“Automating the configuration of threat detection systems, and other security measures based on the application’s specific needs and threat landscape not only speeds up the development process but also ensures that security is baked into the application throughout its development lifecycle,” said Debrup Ghosh, senior security solutions manager with the Synopsys Software Integrity Group.

Beth Linker, director of product management with the Synopsys Software Integrity Group, noted that this is the first use of Generative AI in the Polaris platform, so there are no specific metrics yet on how much faster it will make development.

“But we expect to see improvements,” they said. “We also expect that remediation will be a less dreaded task with these capabilities and that developers will find it easier, particularly when they are working with less familiar code — which might include new AI-generated code or modules that are new to them or that haven’t been touched in a while.”

Indeed, Hamilton noted in his blog that the research firm Gartner has reported that “organizations that automate their security activities experience an estimated 15% improvement in meeting both security and delivery targets.”

In short, while Polaris Assist is more evolution of the platform than revolution, it is a significant upgrade that will help lessen the tension between the competing needs for speed and security. Polaris will continue to do what it has been doing — helping developers deliver secure, quality code — but will make it easier and faster.

“Polaris Assist’s capabilities are intended to complement the existing capabilities of Polaris and will likely continue to evolve over time,” said Hamilton.

Verify, then trust

It’s important to note a caveat that applies to anything AI related — the “artificial” component. Being artificial doesn’t necessarily make it worse. In some ways it can be much better — artificial wood doesn’t rot like natural wood does. Artificial turf doesn’t get torn up during a football game like natural grass. And has been demonstrated in numerous ways, AI can do repetitive, monotonous, time-consuming tasks much faster than humans, without ever needing a break.

But it is different. The fact that AI “intelligence” is based on the data it has been “fed” by imperfect humans means that it still needs some human oversight. So, to borrow from President Reagan’s “trust but verify” motto, developers shouldn’t trust AI recommendations until they verify them.

“Developers should never trust AI-suggested fixes enough to cut and paste them without review,” Linker said. “Not ours, not anyone else’s. As a developer, you own your code and should always make sure you understand it and that it does what you want it to do. We have tested and tuned our prompt generation to reduce hallucinations, but they are always a risk.”

The good news, however, is that those risks will diminish. It’s still early in the AI era. “Polaris AI issue summaries and fix suggestions are just the beginning; we’ll be integrating more capabilities into other products in the future,” Hamilton said.

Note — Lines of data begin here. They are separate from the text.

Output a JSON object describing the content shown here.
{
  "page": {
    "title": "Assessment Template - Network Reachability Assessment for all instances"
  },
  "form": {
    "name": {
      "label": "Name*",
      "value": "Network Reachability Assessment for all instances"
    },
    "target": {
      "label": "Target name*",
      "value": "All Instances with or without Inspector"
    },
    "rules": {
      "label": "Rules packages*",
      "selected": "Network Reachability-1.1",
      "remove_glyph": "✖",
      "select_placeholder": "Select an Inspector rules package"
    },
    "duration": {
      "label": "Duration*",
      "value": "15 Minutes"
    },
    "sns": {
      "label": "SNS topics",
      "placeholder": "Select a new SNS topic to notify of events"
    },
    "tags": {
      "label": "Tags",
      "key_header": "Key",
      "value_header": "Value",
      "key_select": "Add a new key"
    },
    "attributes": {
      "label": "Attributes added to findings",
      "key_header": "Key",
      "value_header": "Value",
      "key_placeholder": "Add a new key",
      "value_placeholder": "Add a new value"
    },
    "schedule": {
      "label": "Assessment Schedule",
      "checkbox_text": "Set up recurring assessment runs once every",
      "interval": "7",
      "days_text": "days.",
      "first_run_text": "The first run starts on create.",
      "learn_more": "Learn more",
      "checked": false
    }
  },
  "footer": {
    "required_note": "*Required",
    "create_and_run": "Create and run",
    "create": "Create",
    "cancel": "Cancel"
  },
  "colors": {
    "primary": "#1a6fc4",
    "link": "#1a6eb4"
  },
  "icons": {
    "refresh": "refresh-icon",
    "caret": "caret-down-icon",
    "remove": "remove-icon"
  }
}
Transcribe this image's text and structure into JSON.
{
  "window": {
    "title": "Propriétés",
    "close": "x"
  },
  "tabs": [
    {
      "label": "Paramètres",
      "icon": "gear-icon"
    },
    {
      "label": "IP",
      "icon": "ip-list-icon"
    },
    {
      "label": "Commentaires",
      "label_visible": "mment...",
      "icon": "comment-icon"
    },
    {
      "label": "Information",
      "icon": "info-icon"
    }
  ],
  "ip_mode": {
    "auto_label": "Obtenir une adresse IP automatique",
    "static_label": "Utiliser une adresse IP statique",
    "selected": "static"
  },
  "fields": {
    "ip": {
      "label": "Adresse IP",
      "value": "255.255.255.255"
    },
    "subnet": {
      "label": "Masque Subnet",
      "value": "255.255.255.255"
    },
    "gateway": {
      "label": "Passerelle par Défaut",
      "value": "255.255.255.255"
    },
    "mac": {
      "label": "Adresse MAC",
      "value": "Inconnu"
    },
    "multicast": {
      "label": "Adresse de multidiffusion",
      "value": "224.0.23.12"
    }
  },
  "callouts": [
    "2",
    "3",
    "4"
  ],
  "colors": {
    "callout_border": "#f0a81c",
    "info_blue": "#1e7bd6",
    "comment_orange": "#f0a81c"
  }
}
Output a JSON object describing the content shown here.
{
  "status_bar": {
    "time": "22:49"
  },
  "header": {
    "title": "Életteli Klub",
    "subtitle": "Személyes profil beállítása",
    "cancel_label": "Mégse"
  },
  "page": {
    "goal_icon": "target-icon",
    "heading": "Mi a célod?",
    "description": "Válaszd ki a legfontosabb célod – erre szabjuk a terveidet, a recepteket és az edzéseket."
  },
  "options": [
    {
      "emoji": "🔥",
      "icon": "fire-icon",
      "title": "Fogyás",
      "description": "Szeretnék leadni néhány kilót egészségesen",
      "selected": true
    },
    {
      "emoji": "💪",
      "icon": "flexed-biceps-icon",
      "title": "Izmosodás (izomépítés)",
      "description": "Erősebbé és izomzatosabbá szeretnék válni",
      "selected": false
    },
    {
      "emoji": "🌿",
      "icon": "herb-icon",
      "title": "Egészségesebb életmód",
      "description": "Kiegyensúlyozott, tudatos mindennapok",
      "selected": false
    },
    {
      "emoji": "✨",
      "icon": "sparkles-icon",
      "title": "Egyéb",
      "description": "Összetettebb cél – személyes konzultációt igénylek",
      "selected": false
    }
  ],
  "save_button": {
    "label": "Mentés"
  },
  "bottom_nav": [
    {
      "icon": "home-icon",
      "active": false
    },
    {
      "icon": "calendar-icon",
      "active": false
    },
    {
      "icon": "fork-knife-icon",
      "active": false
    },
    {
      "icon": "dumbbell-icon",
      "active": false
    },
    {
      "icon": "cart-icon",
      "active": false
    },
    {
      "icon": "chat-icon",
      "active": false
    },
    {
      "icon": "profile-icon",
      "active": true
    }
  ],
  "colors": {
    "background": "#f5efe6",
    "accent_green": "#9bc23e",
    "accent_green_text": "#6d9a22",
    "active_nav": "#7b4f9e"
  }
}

Taylor Armerding
Nerd For Tech

I’m a security advocate at the Synopsys Software Integrity Group. I write mainly about software security, data security and privacy.